▶ _Task input_
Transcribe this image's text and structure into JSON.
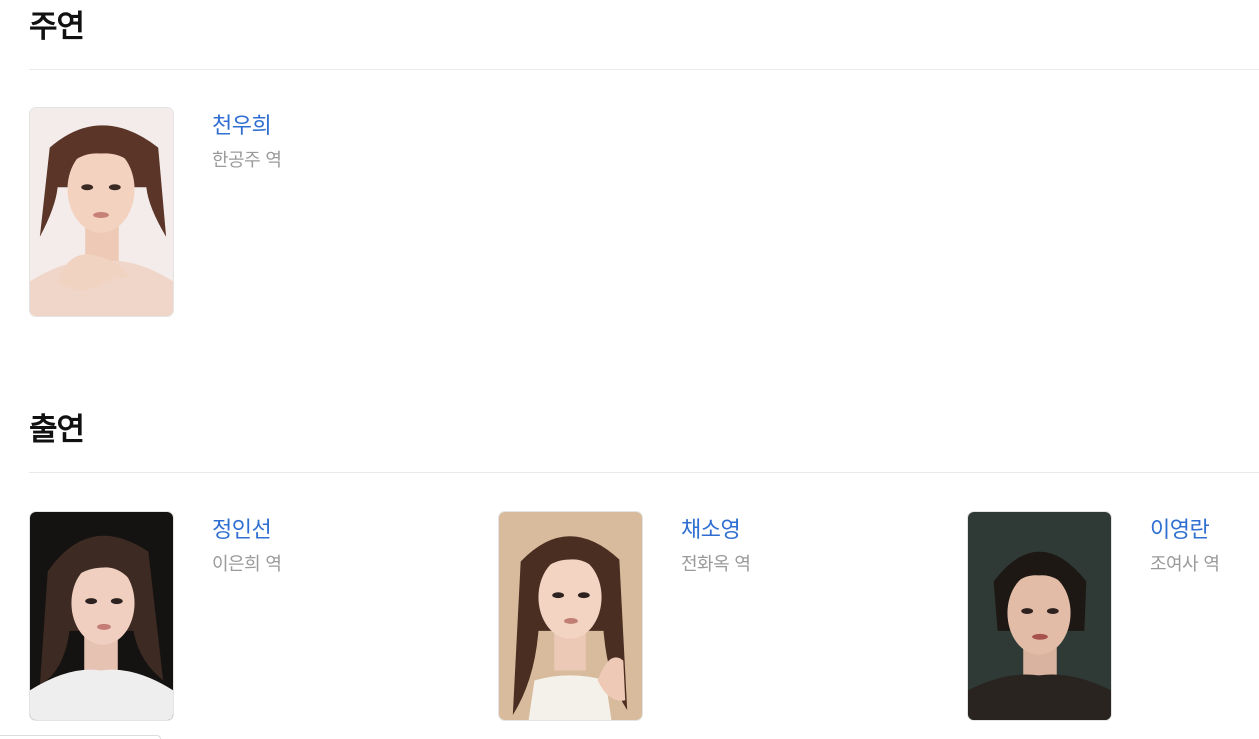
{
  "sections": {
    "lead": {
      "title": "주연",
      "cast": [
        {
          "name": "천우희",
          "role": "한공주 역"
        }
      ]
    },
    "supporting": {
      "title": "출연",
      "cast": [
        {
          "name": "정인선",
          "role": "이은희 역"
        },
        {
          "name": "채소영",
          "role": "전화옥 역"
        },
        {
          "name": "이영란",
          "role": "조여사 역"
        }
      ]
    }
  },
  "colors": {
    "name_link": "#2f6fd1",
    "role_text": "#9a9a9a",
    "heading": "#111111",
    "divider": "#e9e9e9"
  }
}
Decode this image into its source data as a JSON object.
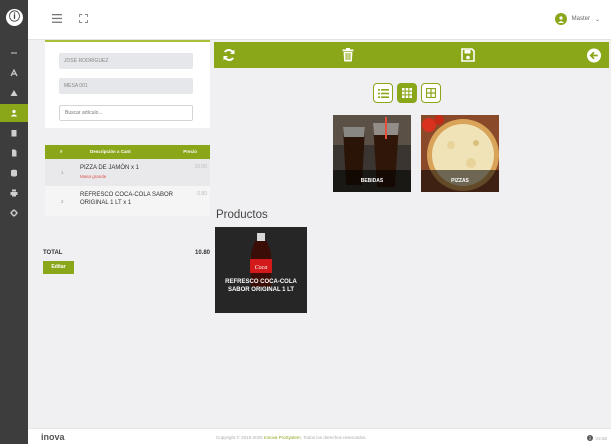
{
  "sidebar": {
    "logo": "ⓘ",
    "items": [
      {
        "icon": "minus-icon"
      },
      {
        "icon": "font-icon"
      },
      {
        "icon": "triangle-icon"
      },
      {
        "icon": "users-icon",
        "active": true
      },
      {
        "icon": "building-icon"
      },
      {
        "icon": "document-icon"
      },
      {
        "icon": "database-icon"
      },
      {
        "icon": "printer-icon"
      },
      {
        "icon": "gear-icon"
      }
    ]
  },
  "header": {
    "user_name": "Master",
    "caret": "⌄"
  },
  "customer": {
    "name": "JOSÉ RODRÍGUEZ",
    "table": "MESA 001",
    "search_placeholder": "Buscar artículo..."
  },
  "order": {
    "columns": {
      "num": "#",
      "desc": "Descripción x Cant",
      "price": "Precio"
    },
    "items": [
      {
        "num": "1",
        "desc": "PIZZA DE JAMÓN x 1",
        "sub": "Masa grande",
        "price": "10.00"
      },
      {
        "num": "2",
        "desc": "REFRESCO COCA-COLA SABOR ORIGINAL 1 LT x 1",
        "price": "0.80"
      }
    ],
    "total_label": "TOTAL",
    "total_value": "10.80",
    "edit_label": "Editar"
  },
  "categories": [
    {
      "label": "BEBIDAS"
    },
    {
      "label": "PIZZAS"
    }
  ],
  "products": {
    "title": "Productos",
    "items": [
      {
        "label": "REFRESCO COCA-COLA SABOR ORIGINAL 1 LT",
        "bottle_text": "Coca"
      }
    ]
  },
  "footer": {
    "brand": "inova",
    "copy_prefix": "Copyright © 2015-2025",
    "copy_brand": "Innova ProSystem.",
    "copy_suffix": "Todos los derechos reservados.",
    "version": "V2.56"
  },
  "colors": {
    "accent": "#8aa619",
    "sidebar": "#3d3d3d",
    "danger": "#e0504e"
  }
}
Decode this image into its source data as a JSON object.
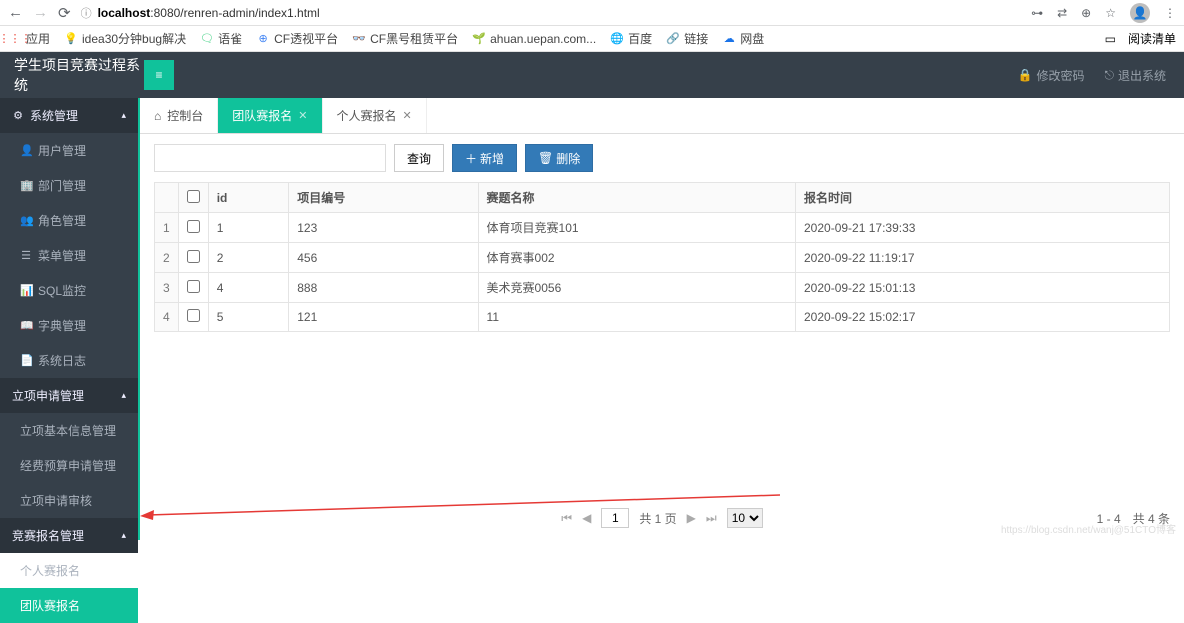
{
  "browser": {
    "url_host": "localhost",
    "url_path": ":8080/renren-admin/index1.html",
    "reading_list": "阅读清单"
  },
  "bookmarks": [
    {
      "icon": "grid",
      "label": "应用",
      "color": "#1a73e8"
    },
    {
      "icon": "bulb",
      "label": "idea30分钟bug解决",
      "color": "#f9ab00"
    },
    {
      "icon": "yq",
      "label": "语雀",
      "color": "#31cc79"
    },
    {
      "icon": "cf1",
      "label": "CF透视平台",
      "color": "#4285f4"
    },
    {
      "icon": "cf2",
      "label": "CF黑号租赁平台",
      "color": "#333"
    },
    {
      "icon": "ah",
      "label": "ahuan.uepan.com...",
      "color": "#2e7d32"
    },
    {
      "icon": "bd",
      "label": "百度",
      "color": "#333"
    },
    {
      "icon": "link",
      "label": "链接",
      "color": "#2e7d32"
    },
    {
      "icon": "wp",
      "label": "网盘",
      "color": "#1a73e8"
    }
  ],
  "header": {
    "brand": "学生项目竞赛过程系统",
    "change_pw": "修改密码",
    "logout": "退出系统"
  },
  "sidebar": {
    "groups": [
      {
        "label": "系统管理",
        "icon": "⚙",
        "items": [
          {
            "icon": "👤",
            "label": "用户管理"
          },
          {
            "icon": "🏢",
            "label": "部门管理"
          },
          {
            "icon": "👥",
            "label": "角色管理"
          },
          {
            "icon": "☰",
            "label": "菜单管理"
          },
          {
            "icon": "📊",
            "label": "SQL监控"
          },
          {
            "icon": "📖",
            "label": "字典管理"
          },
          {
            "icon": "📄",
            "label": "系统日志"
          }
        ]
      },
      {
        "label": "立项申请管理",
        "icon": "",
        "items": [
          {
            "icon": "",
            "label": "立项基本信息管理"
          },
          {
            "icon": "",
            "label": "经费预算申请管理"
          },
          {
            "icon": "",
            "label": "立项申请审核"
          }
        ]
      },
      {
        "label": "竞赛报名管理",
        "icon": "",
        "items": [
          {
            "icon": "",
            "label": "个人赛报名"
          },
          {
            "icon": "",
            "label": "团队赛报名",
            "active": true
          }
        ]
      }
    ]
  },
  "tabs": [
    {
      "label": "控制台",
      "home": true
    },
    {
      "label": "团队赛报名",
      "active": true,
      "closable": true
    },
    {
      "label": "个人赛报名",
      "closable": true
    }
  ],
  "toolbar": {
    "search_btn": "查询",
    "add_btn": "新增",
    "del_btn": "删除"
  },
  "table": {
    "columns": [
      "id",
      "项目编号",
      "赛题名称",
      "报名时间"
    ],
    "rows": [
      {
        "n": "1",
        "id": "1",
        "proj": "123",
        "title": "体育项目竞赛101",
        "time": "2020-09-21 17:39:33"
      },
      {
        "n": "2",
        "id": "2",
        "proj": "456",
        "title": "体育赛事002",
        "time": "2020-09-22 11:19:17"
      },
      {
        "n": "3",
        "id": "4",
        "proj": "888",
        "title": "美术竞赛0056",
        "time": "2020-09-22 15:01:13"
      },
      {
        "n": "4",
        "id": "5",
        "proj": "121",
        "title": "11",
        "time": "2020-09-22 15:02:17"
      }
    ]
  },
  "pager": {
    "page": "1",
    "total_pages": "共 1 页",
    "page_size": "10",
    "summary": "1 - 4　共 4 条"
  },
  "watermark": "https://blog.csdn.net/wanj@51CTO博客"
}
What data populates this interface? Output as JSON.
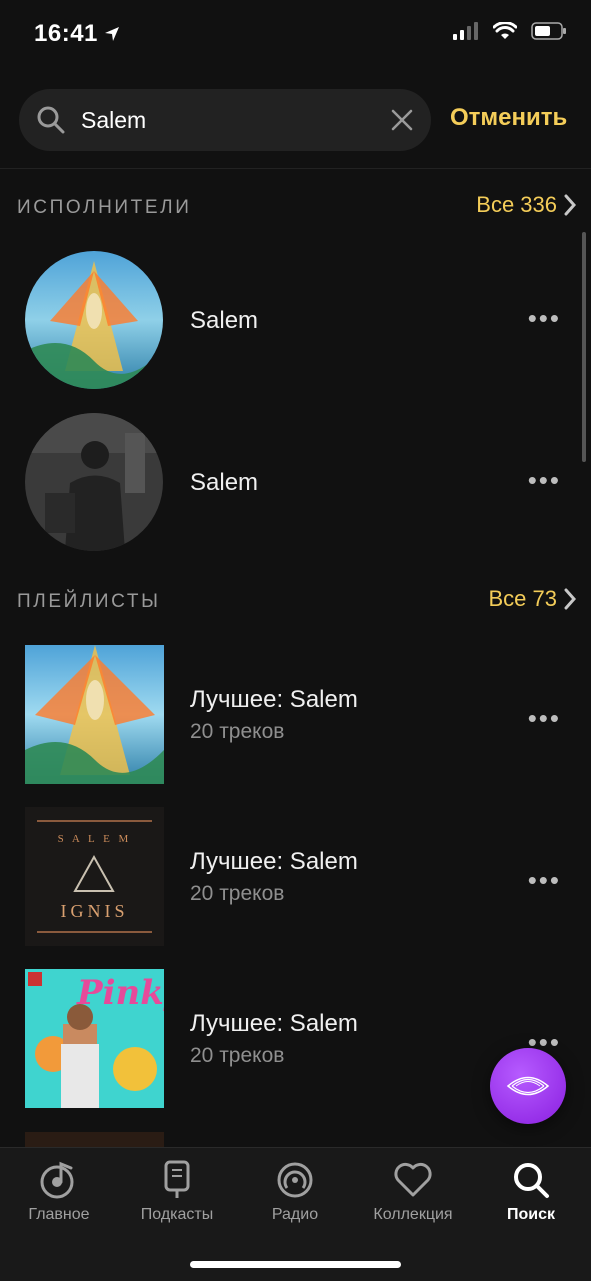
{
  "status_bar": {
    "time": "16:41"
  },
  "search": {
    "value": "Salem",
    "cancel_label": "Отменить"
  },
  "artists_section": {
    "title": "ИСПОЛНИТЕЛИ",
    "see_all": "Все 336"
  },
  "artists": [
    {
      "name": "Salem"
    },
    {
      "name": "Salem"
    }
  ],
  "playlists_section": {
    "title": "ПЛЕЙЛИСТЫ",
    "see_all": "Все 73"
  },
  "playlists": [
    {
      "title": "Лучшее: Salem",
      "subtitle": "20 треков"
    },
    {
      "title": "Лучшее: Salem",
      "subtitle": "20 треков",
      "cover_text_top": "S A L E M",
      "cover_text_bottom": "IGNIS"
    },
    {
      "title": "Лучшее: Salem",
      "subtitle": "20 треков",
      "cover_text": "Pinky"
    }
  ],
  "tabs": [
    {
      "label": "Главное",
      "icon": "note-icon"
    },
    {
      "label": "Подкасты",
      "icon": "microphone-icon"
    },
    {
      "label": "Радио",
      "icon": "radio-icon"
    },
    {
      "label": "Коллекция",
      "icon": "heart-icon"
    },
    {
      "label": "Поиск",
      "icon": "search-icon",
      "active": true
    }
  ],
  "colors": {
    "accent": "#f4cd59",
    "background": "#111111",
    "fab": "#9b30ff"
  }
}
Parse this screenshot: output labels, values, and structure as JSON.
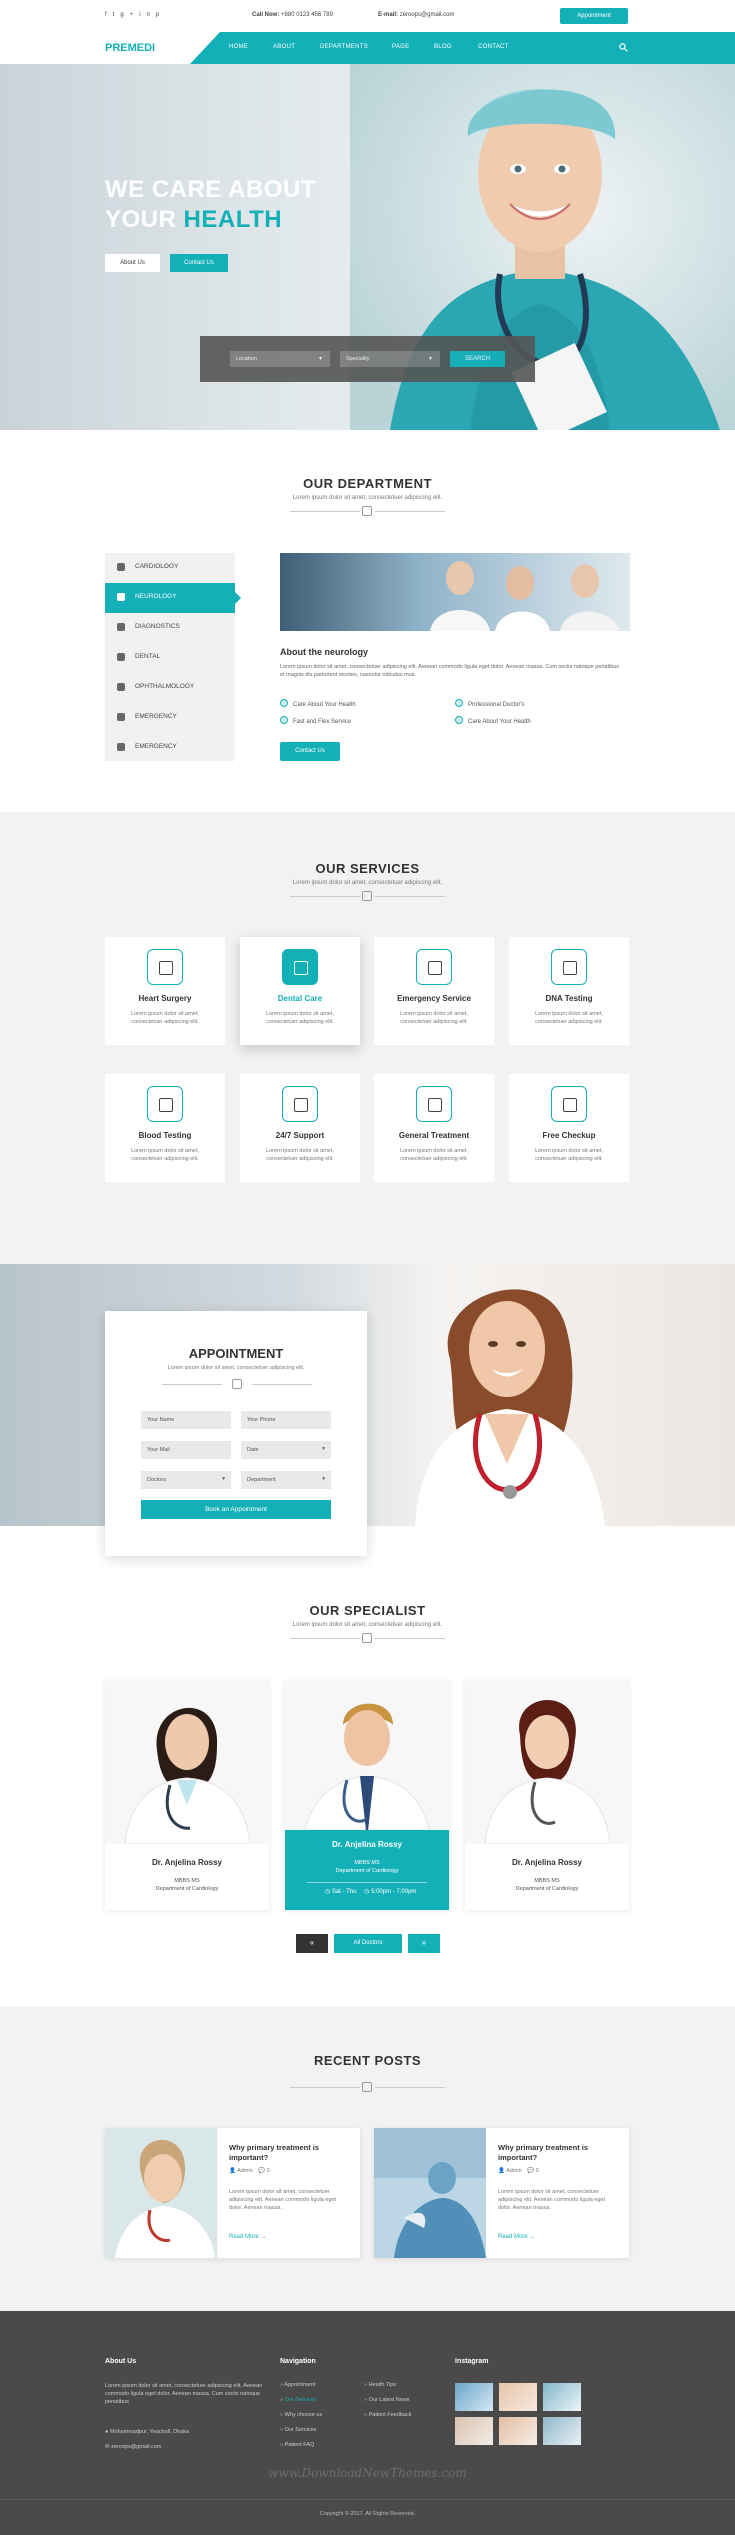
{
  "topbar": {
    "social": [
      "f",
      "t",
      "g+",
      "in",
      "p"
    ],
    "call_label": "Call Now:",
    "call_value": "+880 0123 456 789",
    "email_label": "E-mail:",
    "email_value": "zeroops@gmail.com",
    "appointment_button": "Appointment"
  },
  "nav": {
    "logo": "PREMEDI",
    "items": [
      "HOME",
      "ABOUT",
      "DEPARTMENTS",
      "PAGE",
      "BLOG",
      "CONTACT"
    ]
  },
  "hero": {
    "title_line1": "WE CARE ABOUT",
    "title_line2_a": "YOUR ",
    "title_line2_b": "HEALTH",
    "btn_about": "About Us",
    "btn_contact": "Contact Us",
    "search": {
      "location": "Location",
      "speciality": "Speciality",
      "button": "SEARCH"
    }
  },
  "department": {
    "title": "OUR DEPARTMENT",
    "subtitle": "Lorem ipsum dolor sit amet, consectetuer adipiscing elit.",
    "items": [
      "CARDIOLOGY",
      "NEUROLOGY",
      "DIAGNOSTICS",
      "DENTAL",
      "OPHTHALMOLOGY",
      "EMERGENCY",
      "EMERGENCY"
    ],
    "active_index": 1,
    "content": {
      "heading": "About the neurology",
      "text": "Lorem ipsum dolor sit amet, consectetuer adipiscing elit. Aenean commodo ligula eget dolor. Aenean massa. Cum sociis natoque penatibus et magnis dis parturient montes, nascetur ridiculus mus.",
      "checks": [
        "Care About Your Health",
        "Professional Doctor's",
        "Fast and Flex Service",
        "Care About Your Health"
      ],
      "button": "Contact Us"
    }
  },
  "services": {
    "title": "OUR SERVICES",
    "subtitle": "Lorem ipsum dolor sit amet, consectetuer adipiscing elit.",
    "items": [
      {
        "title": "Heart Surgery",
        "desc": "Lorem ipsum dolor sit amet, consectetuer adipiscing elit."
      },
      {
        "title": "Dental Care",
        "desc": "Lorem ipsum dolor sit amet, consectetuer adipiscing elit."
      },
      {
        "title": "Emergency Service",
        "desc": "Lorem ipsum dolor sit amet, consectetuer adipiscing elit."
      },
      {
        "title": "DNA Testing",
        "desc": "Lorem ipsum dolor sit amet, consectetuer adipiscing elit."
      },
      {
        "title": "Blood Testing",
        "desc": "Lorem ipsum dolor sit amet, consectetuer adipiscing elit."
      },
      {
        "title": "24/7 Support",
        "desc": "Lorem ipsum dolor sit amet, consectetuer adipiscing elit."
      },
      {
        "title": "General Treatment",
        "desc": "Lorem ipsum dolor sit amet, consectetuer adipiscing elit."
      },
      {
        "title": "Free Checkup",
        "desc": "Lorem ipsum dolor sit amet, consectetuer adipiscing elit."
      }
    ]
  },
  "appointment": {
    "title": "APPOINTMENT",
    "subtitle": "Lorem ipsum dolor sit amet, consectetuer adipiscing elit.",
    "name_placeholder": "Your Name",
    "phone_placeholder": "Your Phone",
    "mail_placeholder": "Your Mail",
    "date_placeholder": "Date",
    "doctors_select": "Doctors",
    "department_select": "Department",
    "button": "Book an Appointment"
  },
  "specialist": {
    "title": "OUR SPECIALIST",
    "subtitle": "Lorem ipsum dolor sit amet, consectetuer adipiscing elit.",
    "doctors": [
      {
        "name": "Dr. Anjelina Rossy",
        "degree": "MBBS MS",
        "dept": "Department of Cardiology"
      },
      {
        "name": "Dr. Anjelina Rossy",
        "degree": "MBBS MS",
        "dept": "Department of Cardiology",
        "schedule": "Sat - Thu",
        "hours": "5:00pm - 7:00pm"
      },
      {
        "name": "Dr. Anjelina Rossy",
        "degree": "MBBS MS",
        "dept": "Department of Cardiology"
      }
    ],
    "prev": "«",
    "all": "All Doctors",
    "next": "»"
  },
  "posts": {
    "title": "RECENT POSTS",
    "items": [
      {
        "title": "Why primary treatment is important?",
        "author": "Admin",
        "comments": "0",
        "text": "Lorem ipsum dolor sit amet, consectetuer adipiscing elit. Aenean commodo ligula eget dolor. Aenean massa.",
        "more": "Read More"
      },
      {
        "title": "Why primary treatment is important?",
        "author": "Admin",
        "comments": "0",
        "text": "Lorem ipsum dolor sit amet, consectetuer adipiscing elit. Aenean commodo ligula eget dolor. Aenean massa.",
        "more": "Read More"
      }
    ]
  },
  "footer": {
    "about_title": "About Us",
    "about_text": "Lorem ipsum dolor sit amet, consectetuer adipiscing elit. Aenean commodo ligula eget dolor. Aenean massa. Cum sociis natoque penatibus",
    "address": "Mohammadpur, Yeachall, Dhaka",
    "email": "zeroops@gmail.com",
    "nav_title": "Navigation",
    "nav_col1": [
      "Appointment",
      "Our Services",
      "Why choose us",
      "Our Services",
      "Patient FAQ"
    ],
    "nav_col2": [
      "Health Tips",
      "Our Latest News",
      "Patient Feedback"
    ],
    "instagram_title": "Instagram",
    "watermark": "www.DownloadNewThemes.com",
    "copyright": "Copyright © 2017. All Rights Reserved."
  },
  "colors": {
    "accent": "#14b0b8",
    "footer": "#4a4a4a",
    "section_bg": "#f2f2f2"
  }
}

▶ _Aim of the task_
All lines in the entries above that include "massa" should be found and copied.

▶ _Reply to the task_
      "text": "Lorem ipsum dolor sit amet, consectetuer adipiscing elit. Aenean commodo ligula eget dolor. Aenean massa. Cum sociis natoque penatibus et magnis dis parturient montes, nascetur ridiculus mus.",
        "text": "Lorem ipsum dolor sit amet, consectetuer adipiscing elit. Aenean commodo ligula eget dolor. Aenean massa.",
        "text": "Lorem ipsum dolor sit amet, consectetuer adipiscing elit. Aenean commodo ligula eget dolor. Aenean massa.",
    "about_text": "Lorem ipsum dolor sit amet, consectetuer adipiscing elit. Aenean commodo ligula eget dolor. Aenean massa. Cum sociis natoque penatibus",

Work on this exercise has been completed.